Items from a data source
'''
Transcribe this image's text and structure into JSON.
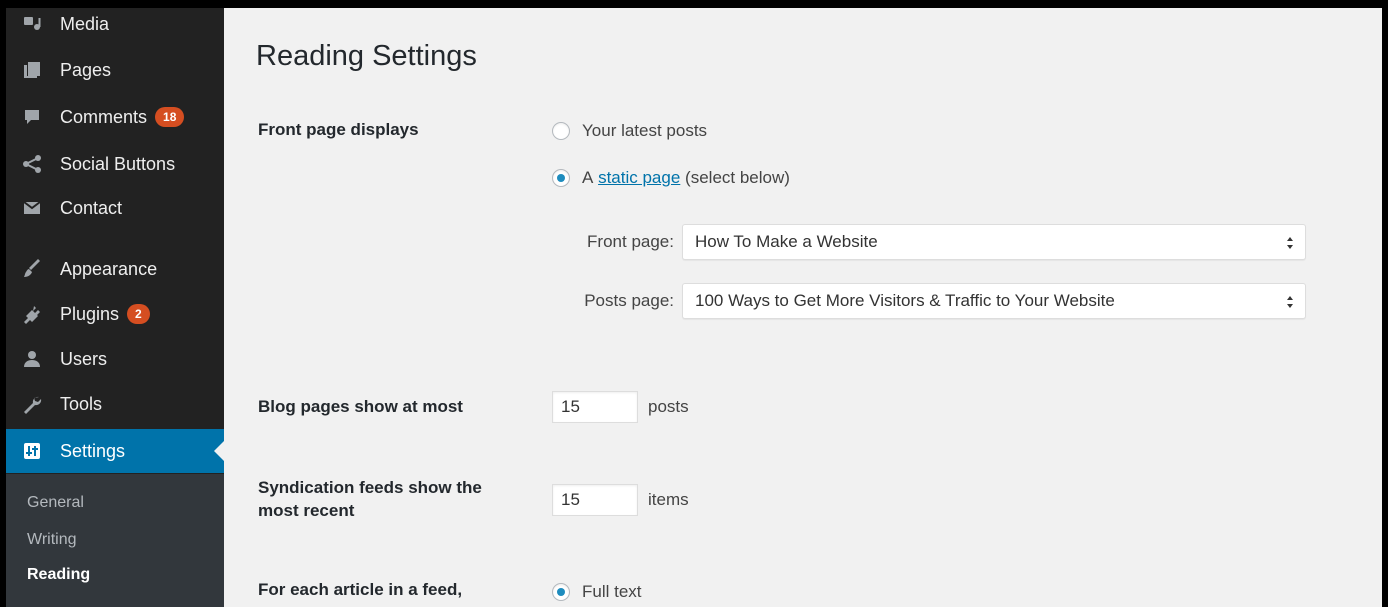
{
  "sidebar": {
    "items": [
      {
        "name": "media",
        "label": "Media",
        "icon": "media-icon"
      },
      {
        "name": "pages",
        "label": "Pages",
        "icon": "pages-icon"
      },
      {
        "name": "comments",
        "label": "Comments",
        "icon": "comments-icon",
        "badge": "18"
      },
      {
        "name": "social-buttons",
        "label": "Social Buttons",
        "icon": "share-icon"
      },
      {
        "name": "contact",
        "label": "Contact",
        "icon": "envelope-icon"
      },
      {
        "name": "appearance",
        "label": "Appearance",
        "icon": "paintbrush-icon"
      },
      {
        "name": "plugins",
        "label": "Plugins",
        "icon": "plugin-icon",
        "badge": "2"
      },
      {
        "name": "users",
        "label": "Users",
        "icon": "user-icon"
      },
      {
        "name": "tools",
        "label": "Tools",
        "icon": "wrench-icon"
      },
      {
        "name": "settings",
        "label": "Settings",
        "icon": "settings-icon",
        "active": true
      }
    ],
    "submenu": [
      "General",
      "Writing",
      "Reading"
    ],
    "current_submenu": "Reading"
  },
  "main": {
    "title": "Reading Settings",
    "front_page": {
      "label": "Front page displays",
      "option_latest": "Your latest posts",
      "option_static_prefix": "A",
      "option_static_link": "static page",
      "option_static_suffix": "(select below)",
      "selected": "static",
      "front_page_label": "Front page:",
      "front_page_value": "How To Make a Website",
      "posts_page_label": "Posts page:",
      "posts_page_value": "100 Ways to Get More Visitors & Traffic to Your Website"
    },
    "blog_pages": {
      "label": "Blog pages show at most",
      "value": "15",
      "unit": "posts"
    },
    "syndication": {
      "label_line1": "Syndication feeds show the",
      "label_line2": "most recent",
      "value": "15",
      "unit": "items"
    },
    "feed_article": {
      "label": "For each article in a feed,",
      "option_full": "Full text",
      "selected": "full"
    }
  },
  "colors": {
    "sidebar_bg": "#222222",
    "submenu_bg": "#32373c",
    "active_bg": "#0073aa",
    "badge": "#d54e21",
    "content_bg": "#f1f1f1"
  }
}
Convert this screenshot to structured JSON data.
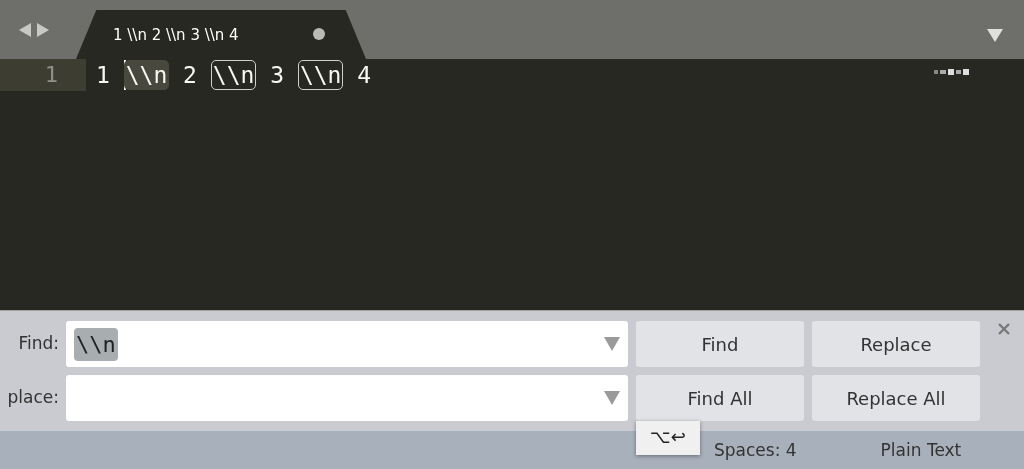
{
  "tab": {
    "title": "1 \\\\n 2 \\\\n 3 \\\\n 4",
    "modified": true,
    "selected": true
  },
  "editor": {
    "lines": [
      {
        "number": "1",
        "current": true,
        "segments": [
          {
            "kind": "text",
            "text": "1 "
          },
          {
            "kind": "match",
            "text": "\\\\n",
            "selected": true,
            "cursor": true
          },
          {
            "kind": "text",
            "text": " 2 "
          },
          {
            "kind": "match",
            "text": "\\\\n",
            "selected": false,
            "cursor": false
          },
          {
            "kind": "text",
            "text": " 3 "
          },
          {
            "kind": "match",
            "text": "\\\\n",
            "selected": false,
            "cursor": false
          },
          {
            "kind": "text",
            "text": " 4"
          }
        ]
      }
    ]
  },
  "find_panel": {
    "rows": [
      {
        "label": "Find:",
        "value": "\\\\n",
        "value_selected": true
      },
      {
        "label": "place:",
        "value": ""
      }
    ],
    "buttons": [
      [
        "Find",
        "Replace"
      ],
      [
        "Find All",
        "Replace All"
      ]
    ],
    "tooltip": "⌥↩"
  },
  "status_bar": {
    "indentation": "Spaces: 4",
    "syntax": "Plain Text"
  }
}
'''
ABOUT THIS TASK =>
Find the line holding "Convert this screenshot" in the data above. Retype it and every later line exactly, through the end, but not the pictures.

EXERCISE ANSWER =>
Convert this screenshot to structured JSON data.
{
  "tab": {
    "title": "1 \\\\n 2 \\\\n 3 \\\\n 4",
    "modified": true,
    "selected": true
  },
  "editor": {
    "lines": [
      {
        "number": "1",
        "current": true,
        "segments": [
          {
            "kind": "text",
            "text": "1 "
          },
          {
            "kind": "match",
            "text": "\\\\n",
            "selected": true,
            "cursor": true
          },
          {
            "kind": "text",
            "text": " 2 "
          },
          {
            "kind": "match",
            "text": "\\\\n",
            "selected": false,
            "cursor": false
          },
          {
            "kind": "text",
            "text": " 3 "
          },
          {
            "kind": "match",
            "text": "\\\\n",
            "selected": false,
            "cursor": false
          },
          {
            "kind": "text",
            "text": " 4"
          }
        ]
      }
    ]
  },
  "find_panel": {
    "rows": [
      {
        "label": "Find:",
        "value": "\\\\n",
        "value_selected": true
      },
      {
        "label": "place:",
        "value": ""
      }
    ],
    "buttons": [
      [
        "Find",
        "Replace"
      ],
      [
        "Find All",
        "Replace All"
      ]
    ],
    "tooltip": "⌥↩"
  },
  "status_bar": {
    "indentation": "Spaces: 4",
    "syntax": "Plain Text"
  }
}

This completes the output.